Output each record exactly as given. Leave out every picture.
◆ ◆ ◆
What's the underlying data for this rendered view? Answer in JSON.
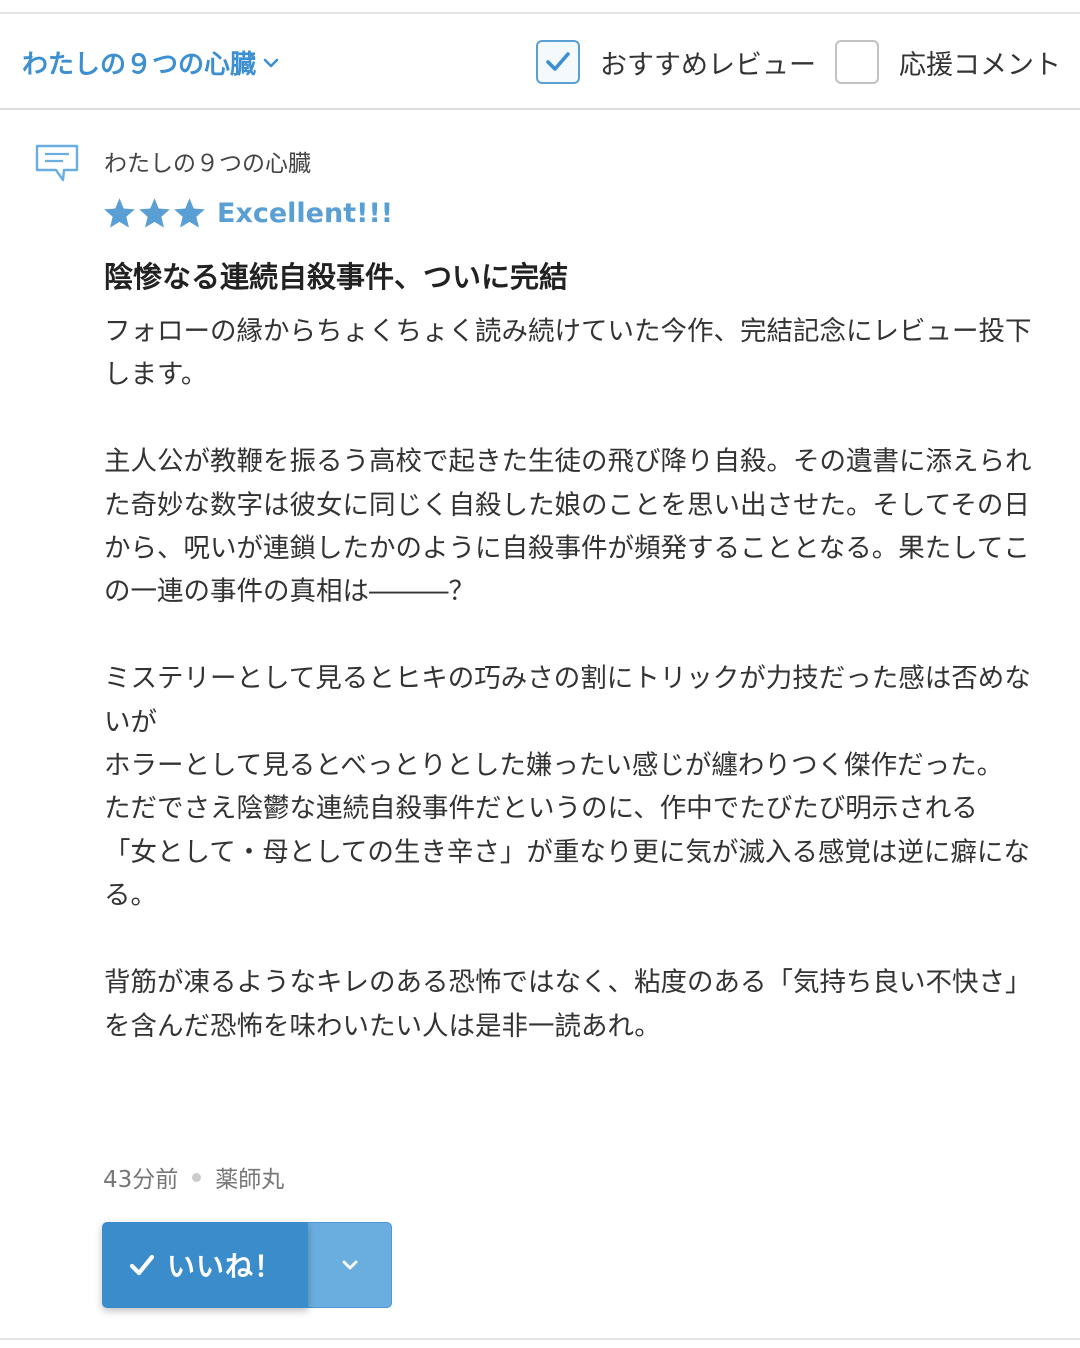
{
  "header": {
    "work_title": "わたしの９つの心臓",
    "filters": [
      {
        "label": "おすすめレビュー",
        "checked": true
      },
      {
        "label": "応援コメント",
        "checked": false
      }
    ]
  },
  "review": {
    "work_title": "わたしの９つの心臓",
    "rating_stars": 3,
    "rating_label": "Excellent!!!",
    "title": "陰惨なる連続自殺事件、ついに完結",
    "paragraphs": [
      "フォローの縁からちょくちょく読み続けていた今作、完結記念にレビュー投下します。",
      "",
      "主人公が教鞭を振るう高校で起きた生徒の飛び降り自殺。その遺書に添えられた奇妙な数字は彼女に同じく自殺した娘のことを思い出させた。そしてその日から、呪いが連鎖したかのように自殺事件が頻発することとなる。果たしてこの一連の事件の真相は―――？",
      "",
      "ミステリーとして見るとヒキの巧みさの割にトリックが力技だった感は否めないが",
      "ホラーとして見るとべっとりとした嫌ったい感じが纏わりつく傑作だった。",
      "ただでさえ陰鬱な連続自殺事件だというのに、作中でたびたび明示される",
      "「女として・母としての生き辛さ」が重なり更に気が滅入る感覚は逆に癖になる。",
      "",
      "背筋が凍るようなキレのある恐怖ではなく、粘度のある「気持ち良い不快さ」を含んだ恐怖を味わいたい人は是非一読あれ。"
    ],
    "time_ago": "43分前",
    "author": "薬師丸",
    "like_label": "いいね！"
  },
  "colors": {
    "accent": "#3c8fd0",
    "star": "#5a9fd4",
    "like_button": "#3a8ccb",
    "like_more": "#6aaee0"
  },
  "icons": [
    "chevron-down-icon",
    "checkmark-icon",
    "comment-icon",
    "star-icon"
  ]
}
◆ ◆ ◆
**Answer space:**
What's the underlying data for this rendered view? Answer in JSON.
{
  "header": {
    "work_title": "わたしの９つの心臓",
    "filters": [
      {
        "label": "おすすめレビュー",
        "checked": true
      },
      {
        "label": "応援コメント",
        "checked": false
      }
    ]
  },
  "review": {
    "work_title": "わたしの９つの心臓",
    "rating_stars": 3,
    "rating_label": "Excellent!!!",
    "title": "陰惨なる連続自殺事件、ついに完結",
    "paragraphs": [
      "フォローの縁からちょくちょく読み続けていた今作、完結記念にレビュー投下します。",
      "",
      "主人公が教鞭を振るう高校で起きた生徒の飛び降り自殺。その遺書に添えられた奇妙な数字は彼女に同じく自殺した娘のことを思い出させた。そしてその日から、呪いが連鎖したかのように自殺事件が頻発することとなる。果たしてこの一連の事件の真相は―――？",
      "",
      "ミステリーとして見るとヒキの巧みさの割にトリックが力技だった感は否めないが",
      "ホラーとして見るとべっとりとした嫌ったい感じが纏わりつく傑作だった。",
      "ただでさえ陰鬱な連続自殺事件だというのに、作中でたびたび明示される",
      "「女として・母としての生き辛さ」が重なり更に気が滅入る感覚は逆に癖になる。",
      "",
      "背筋が凍るようなキレのある恐怖ではなく、粘度のある「気持ち良い不快さ」を含んだ恐怖を味わいたい人は是非一読あれ。"
    ],
    "time_ago": "43分前",
    "author": "薬師丸",
    "like_label": "いいね！"
  },
  "colors": {
    "accent": "#3c8fd0",
    "star": "#5a9fd4",
    "like_button": "#3a8ccb",
    "like_more": "#6aaee0"
  },
  "icons": [
    "chevron-down-icon",
    "checkmark-icon",
    "comment-icon",
    "star-icon"
  ]
}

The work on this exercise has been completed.